--- Material provided Enclosed Below ---

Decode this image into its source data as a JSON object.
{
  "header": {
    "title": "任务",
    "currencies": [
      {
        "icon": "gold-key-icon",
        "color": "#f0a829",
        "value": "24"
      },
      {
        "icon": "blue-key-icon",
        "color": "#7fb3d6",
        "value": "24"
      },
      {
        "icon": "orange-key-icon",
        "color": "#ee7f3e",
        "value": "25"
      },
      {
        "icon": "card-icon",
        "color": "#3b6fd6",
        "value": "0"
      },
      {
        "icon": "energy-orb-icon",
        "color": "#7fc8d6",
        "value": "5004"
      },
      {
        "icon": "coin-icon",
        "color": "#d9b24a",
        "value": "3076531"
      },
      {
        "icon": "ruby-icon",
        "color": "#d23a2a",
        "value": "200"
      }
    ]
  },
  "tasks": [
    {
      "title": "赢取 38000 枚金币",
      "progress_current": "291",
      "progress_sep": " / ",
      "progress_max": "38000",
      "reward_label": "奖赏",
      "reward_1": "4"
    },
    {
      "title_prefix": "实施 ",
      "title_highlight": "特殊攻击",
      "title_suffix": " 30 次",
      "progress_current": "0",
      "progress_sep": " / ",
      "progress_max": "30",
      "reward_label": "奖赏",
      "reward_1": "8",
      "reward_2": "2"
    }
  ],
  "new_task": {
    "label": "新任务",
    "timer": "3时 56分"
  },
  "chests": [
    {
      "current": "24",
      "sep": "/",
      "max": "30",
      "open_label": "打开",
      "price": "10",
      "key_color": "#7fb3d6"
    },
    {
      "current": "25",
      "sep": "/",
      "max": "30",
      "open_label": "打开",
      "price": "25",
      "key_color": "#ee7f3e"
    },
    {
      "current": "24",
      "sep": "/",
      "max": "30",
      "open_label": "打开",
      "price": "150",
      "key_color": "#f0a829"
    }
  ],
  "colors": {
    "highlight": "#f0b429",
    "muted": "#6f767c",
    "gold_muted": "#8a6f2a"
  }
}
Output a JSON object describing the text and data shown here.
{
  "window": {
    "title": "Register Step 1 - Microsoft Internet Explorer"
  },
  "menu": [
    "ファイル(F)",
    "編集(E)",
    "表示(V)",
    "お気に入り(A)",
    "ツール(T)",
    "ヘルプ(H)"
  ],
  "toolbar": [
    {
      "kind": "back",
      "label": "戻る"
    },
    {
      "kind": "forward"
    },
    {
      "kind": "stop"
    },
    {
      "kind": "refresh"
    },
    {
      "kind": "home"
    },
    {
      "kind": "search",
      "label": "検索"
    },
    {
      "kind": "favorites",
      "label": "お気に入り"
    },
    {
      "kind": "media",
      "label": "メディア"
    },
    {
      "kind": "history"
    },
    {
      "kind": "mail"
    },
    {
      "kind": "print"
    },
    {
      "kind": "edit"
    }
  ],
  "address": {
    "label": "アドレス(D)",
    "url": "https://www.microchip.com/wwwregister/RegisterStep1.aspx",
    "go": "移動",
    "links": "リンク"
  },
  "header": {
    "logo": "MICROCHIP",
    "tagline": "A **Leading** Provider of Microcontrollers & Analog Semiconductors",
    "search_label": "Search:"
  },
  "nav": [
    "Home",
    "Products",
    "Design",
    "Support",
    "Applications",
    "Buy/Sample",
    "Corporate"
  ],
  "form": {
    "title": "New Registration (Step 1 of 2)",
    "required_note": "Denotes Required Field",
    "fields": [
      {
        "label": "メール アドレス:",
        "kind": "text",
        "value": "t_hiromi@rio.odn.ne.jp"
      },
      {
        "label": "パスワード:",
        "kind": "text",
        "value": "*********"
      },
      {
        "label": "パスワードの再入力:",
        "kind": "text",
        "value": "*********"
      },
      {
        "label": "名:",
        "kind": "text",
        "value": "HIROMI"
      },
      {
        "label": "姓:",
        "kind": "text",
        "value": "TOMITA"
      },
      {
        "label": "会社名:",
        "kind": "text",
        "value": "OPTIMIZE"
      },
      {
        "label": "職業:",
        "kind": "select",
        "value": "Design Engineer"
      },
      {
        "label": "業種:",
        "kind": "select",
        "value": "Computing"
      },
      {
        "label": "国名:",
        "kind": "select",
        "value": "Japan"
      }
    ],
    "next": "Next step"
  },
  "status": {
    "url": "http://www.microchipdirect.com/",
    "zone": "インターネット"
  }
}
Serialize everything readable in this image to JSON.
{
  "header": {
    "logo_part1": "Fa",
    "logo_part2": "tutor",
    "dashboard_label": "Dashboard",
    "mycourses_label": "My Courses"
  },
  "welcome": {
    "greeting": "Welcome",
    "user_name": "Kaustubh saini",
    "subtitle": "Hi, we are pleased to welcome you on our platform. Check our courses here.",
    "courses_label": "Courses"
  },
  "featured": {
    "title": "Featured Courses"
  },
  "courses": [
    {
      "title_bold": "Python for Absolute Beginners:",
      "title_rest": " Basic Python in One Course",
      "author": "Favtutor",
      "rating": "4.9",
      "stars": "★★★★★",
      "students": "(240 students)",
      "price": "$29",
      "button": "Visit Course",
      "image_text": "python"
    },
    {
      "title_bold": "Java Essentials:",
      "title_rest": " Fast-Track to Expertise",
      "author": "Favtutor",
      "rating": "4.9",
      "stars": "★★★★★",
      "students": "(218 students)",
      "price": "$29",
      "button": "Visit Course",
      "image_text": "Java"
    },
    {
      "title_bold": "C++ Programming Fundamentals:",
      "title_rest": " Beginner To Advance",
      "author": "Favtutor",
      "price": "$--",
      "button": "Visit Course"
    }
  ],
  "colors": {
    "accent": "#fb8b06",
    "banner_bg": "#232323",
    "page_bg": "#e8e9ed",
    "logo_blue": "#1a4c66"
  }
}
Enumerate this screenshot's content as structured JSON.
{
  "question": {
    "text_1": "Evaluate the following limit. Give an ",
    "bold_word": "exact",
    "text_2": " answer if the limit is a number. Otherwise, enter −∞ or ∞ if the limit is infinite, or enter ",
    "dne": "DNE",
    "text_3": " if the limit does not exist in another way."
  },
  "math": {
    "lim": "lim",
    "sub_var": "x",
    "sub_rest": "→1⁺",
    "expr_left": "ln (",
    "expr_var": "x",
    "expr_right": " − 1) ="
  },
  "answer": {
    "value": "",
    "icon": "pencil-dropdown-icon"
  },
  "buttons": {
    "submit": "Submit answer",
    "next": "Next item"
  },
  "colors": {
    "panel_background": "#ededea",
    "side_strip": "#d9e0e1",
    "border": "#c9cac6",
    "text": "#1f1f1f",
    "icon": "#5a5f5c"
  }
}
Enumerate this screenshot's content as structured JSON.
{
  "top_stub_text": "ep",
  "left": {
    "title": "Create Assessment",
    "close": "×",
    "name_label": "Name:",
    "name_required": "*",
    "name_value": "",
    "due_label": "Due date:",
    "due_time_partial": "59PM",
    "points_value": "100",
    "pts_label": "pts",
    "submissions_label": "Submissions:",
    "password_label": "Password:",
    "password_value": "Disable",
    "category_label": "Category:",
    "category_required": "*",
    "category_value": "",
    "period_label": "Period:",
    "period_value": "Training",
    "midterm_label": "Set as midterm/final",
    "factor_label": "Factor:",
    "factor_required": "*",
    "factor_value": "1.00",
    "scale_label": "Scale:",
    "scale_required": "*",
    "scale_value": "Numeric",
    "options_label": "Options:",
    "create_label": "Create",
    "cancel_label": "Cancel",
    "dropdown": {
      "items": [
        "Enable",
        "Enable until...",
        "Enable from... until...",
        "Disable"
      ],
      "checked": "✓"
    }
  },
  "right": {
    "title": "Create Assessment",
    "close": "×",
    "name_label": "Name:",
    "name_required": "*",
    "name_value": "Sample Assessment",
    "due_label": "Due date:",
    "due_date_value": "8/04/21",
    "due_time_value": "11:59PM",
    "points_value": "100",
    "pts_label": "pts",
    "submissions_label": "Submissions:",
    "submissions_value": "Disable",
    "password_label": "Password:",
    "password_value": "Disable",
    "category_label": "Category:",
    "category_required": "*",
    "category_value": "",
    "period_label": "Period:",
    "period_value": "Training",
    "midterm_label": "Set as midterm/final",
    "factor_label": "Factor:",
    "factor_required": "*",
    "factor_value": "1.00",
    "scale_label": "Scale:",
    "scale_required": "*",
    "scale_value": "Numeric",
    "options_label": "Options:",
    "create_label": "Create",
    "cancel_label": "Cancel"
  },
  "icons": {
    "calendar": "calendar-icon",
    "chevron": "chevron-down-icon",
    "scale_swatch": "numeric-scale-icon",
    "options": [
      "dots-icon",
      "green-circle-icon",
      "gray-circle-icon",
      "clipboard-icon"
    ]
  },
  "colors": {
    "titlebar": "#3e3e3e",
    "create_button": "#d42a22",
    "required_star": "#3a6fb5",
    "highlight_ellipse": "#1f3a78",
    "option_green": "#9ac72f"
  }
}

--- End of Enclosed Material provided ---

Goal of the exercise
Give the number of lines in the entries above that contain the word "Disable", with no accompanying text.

Answer to the problem
4